--- START ---
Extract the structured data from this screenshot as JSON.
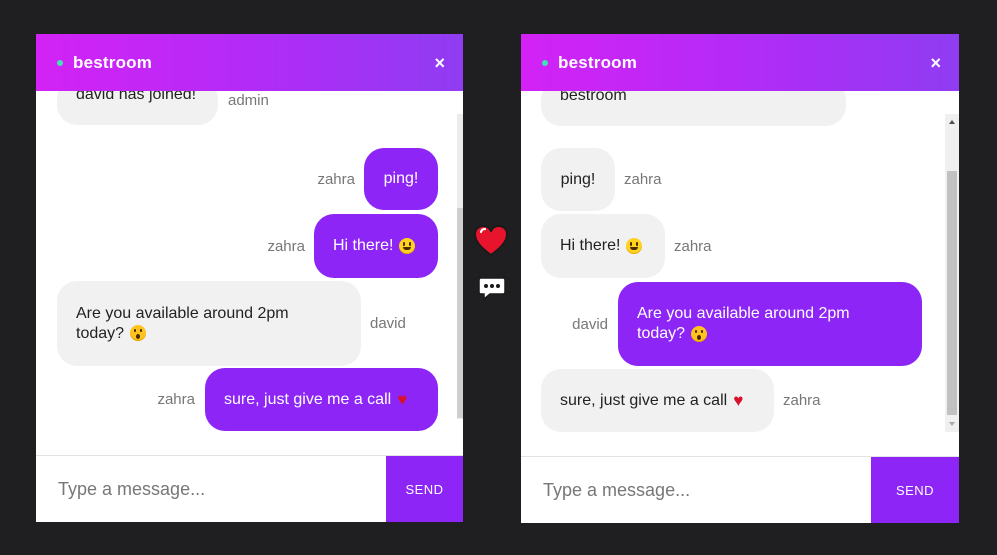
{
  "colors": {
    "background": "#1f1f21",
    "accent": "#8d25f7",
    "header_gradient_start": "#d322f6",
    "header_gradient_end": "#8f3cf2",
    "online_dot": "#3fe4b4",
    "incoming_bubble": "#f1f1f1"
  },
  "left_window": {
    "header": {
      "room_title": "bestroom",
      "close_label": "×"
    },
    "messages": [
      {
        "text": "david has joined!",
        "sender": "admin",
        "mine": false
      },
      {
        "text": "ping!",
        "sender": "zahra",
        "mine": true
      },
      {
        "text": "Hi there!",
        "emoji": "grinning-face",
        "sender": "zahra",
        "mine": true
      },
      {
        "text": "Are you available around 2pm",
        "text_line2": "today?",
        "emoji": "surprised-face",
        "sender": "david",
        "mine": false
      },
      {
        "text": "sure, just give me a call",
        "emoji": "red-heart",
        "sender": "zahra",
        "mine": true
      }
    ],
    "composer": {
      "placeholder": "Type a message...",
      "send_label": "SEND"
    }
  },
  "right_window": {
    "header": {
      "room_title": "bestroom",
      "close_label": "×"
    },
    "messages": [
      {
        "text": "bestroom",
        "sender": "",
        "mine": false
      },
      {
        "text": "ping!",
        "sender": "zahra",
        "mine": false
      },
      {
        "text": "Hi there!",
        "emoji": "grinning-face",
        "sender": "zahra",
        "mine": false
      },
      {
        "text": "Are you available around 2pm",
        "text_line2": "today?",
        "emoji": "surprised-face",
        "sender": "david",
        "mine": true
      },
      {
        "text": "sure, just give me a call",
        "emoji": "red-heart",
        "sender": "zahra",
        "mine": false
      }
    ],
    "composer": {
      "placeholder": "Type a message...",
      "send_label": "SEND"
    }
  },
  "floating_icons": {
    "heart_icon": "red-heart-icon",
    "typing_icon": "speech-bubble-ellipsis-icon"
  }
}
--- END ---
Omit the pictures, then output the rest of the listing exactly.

Extract the structured data from this screenshot as JSON.
{
  "colors": {
    "background": "#1f1f21",
    "accent": "#8d25f7",
    "header_gradient_start": "#d322f6",
    "header_gradient_end": "#8f3cf2",
    "online_dot": "#3fe4b4",
    "incoming_bubble": "#f1f1f1"
  },
  "left_window": {
    "header": {
      "room_title": "bestroom",
      "close_label": "×"
    },
    "messages": [
      {
        "text": "david has joined!",
        "sender": "admin",
        "mine": false
      },
      {
        "text": "ping!",
        "sender": "zahra",
        "mine": true
      },
      {
        "text": "Hi there!",
        "emoji": "grinning-face",
        "sender": "zahra",
        "mine": true
      },
      {
        "text": "Are you available around 2pm",
        "text_line2": "today?",
        "emoji": "surprised-face",
        "sender": "david",
        "mine": false
      },
      {
        "text": "sure, just give me a call",
        "emoji": "red-heart",
        "sender": "zahra",
        "mine": true
      }
    ],
    "composer": {
      "placeholder": "Type a message...",
      "send_label": "SEND"
    }
  },
  "right_window": {
    "header": {
      "room_title": "bestroom",
      "close_label": "×"
    },
    "messages": [
      {
        "text": "bestroom",
        "sender": "",
        "mine": false
      },
      {
        "text": "ping!",
        "sender": "zahra",
        "mine": false
      },
      {
        "text": "Hi there!",
        "emoji": "grinning-face",
        "sender": "zahra",
        "mine": false
      },
      {
        "text": "Are you available around 2pm",
        "text_line2": "today?",
        "emoji": "surprised-face",
        "sender": "david",
        "mine": true
      },
      {
        "text": "sure, just give me a call",
        "emoji": "red-heart",
        "sender": "zahra",
        "mine": false
      }
    ],
    "composer": {
      "placeholder": "Type a message...",
      "send_label": "SEND"
    }
  },
  "floating_icons": {
    "heart_icon": "red-heart-icon",
    "typing_icon": "speech-bubble-ellipsis-icon"
  }
}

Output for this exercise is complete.